In my short films, I was very much (sometimes I think too much) influenced by Ulrich Seidl and Yorgos Lanthimos. In this film’s style, what influenced me the most is 60s modernism, particularly American modernism, the style of direct cinema and independent 60s films, such as Wanda by Barbara Loden or Alambrista. I thought this rough, but also very fluid style, that comes close to the actors, would suit this close and sometimes very violent and rough family. I also knew that the film would rely on the actors’ performances, so I wanted the camera to be subservient to them, not vice versa, as I did in my shorts.

The film has already collected a myriad of international prizes, the most recent being the best film prize of the Belgrade FEST. What does this kind of recognition mean for a young author, in the local and the international context?

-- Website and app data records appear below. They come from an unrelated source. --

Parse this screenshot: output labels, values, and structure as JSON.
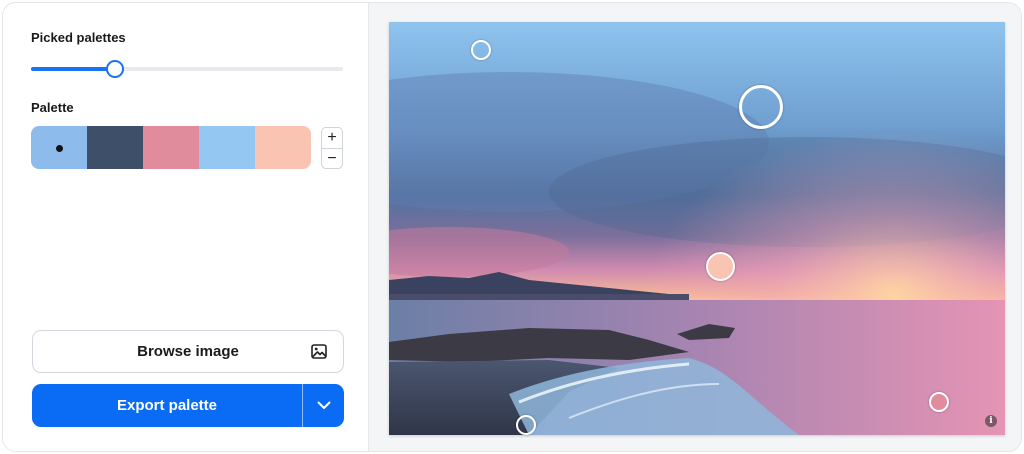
{
  "controls": {
    "picked_palettes_label": "Picked palettes",
    "slider_value_fraction": 0.27,
    "palette_label": "Palette",
    "stepper_plus": "+",
    "stepper_minus": "−"
  },
  "palette": {
    "swatches": [
      {
        "color": "#8dbcec",
        "selected": true
      },
      {
        "color": "#3e5069",
        "selected": false
      },
      {
        "color": "#e18c9c",
        "selected": false
      },
      {
        "color": "#94c8f3",
        "selected": false
      },
      {
        "color": "#f9c4b2",
        "selected": false
      }
    ]
  },
  "buttons": {
    "browse_label": "Browse image",
    "export_label": "Export palette"
  },
  "image": {
    "info_glyph": "i",
    "pickers": [
      {
        "color": "#8dbcec"
      },
      {
        "color": "#3e5069"
      },
      {
        "color": "#f9c4b2"
      },
      {
        "color": "#3e5069"
      },
      {
        "color": "#e18c9c"
      }
    ]
  },
  "theme": {
    "accent": "#0a6cf5",
    "slider_accent": "#1a73f2"
  }
}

In the international context, it means that I would probably get more attention with my second film, which can be a good thing, but also can be tricky, if the second film doesn’t surpass this one. So it is a reward, but also a kind of burden. In Croatia, everything depends on the future of Croatian industry in general – it could help me get the financing for my second film, but also this future script would be much more important. Apart from that, it makes my parents and grandmother very happy.

You debuted with 5-6 shorts, also award-winning. The overall topics do correspond. Could you sketch your main interests and preoccupations for us? A couple of one-liners that your films answer to?

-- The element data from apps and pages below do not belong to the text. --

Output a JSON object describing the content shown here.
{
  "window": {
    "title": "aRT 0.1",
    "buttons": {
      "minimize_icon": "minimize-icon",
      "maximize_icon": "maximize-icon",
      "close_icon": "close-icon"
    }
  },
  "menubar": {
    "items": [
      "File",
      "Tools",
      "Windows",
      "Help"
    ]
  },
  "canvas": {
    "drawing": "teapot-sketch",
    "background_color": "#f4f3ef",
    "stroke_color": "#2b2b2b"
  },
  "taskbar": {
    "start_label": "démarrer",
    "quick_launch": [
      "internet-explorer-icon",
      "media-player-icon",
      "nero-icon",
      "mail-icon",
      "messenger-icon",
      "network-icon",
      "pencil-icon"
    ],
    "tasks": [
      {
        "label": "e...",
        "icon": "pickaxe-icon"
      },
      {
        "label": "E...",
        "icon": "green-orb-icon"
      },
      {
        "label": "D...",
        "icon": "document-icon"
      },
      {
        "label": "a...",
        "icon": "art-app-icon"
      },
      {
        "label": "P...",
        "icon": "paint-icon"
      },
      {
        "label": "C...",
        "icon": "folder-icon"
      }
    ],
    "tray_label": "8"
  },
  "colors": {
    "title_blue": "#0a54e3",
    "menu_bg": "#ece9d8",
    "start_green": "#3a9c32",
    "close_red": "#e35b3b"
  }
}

What interests me most are certain characters. I always start writing from a character that intrigues me. I love to deprecate my characters, but I, at the same time, love them. I love to show the things they hide, to see through the self-image they want to create. I also love to show situations of subtle sadism, and dark ridiculing humor. That is my approach to life, as well.

Do you always write your scripts yourself? Is there something new springing out of a sketchbook?

I don’t think I have ever been so empty, in terms of ideas. It seems to me that I have become too wary, every idea that springs to me seems ridiculous, as soon as I write it down. It is hard for me to think of something worthy of 90 minutes. What certainly doesn’t help is the fact that I haven’t really seen an inspiring film in quite a long time. Most of the new festival films leave me completely disappointed. I always have to find a spark of inspiration in other people’s films, not only in life or in my head. I would like to see a film that would leave me flabbergasted. But somehow I can’t find it.

You read a lot. List us a couple of all-time titles please, as well as some of your current reads. Something to recommend?

I really love Latin Americans, from the times of this so-called Latin American boom. I love Terra Nostra, currently I am reading Tres Tristes Tigres. I love Nabokov very much, especially Ada and Pale Fire. I love Pynchon, Salinger. Faulkner’s Light in August. My big ambition is to read the complete Proust. I like him, but I am afraid to say it, since I haven’t read the whole cycle. I am also a bit ashamed to admit that one of my dearest novels is The Bell Jar by Sylvia Plath – typical adolescent literature.

Marko Pogačar

(1984) was born in Split. He published four poetry collections, three books of essays and a short story collection. He is an editor of Quorum, a literary magazine, and Zarez, a bi-weekly for cultural and social issues. His texts appeared in more than thirty languages.